┌─ INFORMATION

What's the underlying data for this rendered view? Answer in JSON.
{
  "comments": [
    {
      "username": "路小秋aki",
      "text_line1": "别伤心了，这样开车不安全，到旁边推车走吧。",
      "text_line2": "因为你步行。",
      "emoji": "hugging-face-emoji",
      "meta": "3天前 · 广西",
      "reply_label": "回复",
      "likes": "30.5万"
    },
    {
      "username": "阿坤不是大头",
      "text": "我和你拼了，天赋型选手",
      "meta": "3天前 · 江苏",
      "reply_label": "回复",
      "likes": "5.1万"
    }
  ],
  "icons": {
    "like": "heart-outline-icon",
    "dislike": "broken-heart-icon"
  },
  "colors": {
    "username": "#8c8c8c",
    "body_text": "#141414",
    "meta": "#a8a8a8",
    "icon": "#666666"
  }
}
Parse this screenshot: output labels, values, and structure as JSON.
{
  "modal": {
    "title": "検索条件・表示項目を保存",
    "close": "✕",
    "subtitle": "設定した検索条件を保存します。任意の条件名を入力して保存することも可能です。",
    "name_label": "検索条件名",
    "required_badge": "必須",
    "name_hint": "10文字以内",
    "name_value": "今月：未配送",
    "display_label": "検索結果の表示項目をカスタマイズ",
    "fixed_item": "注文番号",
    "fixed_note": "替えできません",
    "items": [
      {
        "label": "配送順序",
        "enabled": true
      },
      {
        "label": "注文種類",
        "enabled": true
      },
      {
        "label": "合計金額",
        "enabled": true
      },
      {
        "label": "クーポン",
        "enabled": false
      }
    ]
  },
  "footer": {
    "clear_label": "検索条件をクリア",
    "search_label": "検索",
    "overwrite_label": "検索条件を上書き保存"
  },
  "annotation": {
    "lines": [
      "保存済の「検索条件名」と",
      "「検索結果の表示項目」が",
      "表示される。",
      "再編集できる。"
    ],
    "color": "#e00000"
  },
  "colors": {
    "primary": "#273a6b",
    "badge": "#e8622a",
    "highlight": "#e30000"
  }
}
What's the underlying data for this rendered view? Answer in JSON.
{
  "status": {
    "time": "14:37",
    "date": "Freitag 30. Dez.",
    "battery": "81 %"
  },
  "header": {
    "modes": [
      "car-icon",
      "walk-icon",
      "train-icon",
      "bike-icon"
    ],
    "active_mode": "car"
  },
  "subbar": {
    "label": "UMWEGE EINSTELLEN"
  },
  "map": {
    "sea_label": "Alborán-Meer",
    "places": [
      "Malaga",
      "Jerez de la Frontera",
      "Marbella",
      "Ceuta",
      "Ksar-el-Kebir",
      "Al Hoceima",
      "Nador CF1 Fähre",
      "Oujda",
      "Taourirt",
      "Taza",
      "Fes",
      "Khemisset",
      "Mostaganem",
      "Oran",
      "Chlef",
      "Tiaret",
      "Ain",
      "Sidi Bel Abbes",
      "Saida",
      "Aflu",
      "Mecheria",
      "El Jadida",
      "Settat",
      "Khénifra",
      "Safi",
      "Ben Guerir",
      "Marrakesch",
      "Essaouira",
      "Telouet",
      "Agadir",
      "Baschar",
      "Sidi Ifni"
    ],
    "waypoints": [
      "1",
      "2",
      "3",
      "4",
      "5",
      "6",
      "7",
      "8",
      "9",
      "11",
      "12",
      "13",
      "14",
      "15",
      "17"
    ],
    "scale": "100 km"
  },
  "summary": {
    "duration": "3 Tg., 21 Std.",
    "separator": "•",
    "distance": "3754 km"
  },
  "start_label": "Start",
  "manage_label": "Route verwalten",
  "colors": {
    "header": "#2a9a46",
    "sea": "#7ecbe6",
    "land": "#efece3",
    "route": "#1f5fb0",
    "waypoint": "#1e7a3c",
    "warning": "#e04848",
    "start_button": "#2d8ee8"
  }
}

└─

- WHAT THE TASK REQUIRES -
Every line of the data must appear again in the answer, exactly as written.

- RESPONSE BELOW -
What's the underlying data for this rendered view? Answer in JSON.
{
  "comments": [
    {
      "username": "路小秋aki",
      "text_line1": "别伤心了，这样开车不安全，到旁边推车走吧。",
      "text_line2": "因为你步行。",
      "emoji": "hugging-face-emoji",
      "meta": "3天前 · 广西",
      "reply_label": "回复",
      "likes": "30.5万"
    },
    {
      "username": "阿坤不是大头",
      "text": "我和你拼了，天赋型选手",
      "meta": "3天前 · 江苏",
      "reply_label": "回复",
      "likes": "5.1万"
    }
  ],
  "icons": {
    "like": "heart-outline-icon",
    "dislike": "broken-heart-icon"
  },
  "colors": {
    "username": "#8c8c8c",
    "body_text": "#141414",
    "meta": "#a8a8a8",
    "icon": "#666666"
  }
}
Parse this screenshot: output labels, values, and structure as JSON.
{
  "modal": {
    "title": "検索条件・表示項目を保存",
    "close": "✕",
    "subtitle": "設定した検索条件を保存します。任意の条件名を入力して保存することも可能です。",
    "name_label": "検索条件名",
    "required_badge": "必須",
    "name_hint": "10文字以内",
    "name_value": "今月：未配送",
    "display_label": "検索結果の表示項目をカスタマイズ",
    "fixed_item": "注文番号",
    "fixed_note": "替えできません",
    "items": [
      {
        "label": "配送順序",
        "enabled": true
      },
      {
        "label": "注文種類",
        "enabled": true
      },
      {
        "label": "合計金額",
        "enabled": true
      },
      {
        "label": "クーポン",
        "enabled": false
      }
    ]
  },
  "footer": {
    "clear_label": "検索条件をクリア",
    "search_label": "検索",
    "overwrite_label": "検索条件を上書き保存"
  },
  "annotation": {
    "lines": [
      "保存済の「検索条件名」と",
      "「検索結果の表示項目」が",
      "表示される。",
      "再編集できる。"
    ],
    "color": "#e00000"
  },
  "colors": {
    "primary": "#273a6b",
    "badge": "#e8622a",
    "highlight": "#e30000"
  }
}
What's the underlying data for this rendered view? Answer in JSON.
{
  "status": {
    "time": "14:37",
    "date": "Freitag 30. Dez.",
    "battery": "81 %"
  },
  "header": {
    "modes": [
      "car-icon",
      "walk-icon",
      "train-icon",
      "bike-icon"
    ],
    "active_mode": "car"
  },
  "subbar": {
    "label": "UMWEGE EINSTELLEN"
  },
  "map": {
    "sea_label": "Alborán-Meer",
    "places": [
      "Malaga",
      "Jerez de la Frontera",
      "Marbella",
      "Ceuta",
      "Ksar-el-Kebir",
      "Al Hoceima",
      "Nador CF1 Fähre",
      "Oujda",
      "Taourirt",
      "Taza",
      "Fes",
      "Khemisset",
      "Mostaganem",
      "Oran",
      "Chlef",
      "Tiaret",
      "Ain",
      "Sidi Bel Abbes",
      "Saida",
      "Aflu",
      "Mecheria",
      "El Jadida",
      "Settat",
      "Khénifra",
      "Safi",
      "Ben Guerir",
      "Marrakesch",
      "Essaouira",
      "Telouet",
      "Agadir",
      "Baschar",
      "Sidi Ifni"
    ],
    "waypoints": [
      "1",
      "2",
      "3",
      "4",
      "5",
      "6",
      "7",
      "8",
      "9",
      "11",
      "12",
      "13",
      "14",
      "15",
      "17"
    ],
    "scale": "100 km"
  },
  "summary": {
    "duration": "3 Tg., 21 Std.",
    "separator": "•",
    "distance": "3754 km"
  },
  "start_label": "Start",
  "manage_label": "Route verwalten",
  "colors": {
    "header": "#2a9a46",
    "sea": "#7ecbe6",
    "land": "#efece3",
    "route": "#1f5fb0",
    "waypoint": "#1e7a3c",
    "warning": "#e04848",
    "start_button": "#2d8ee8"
  }
}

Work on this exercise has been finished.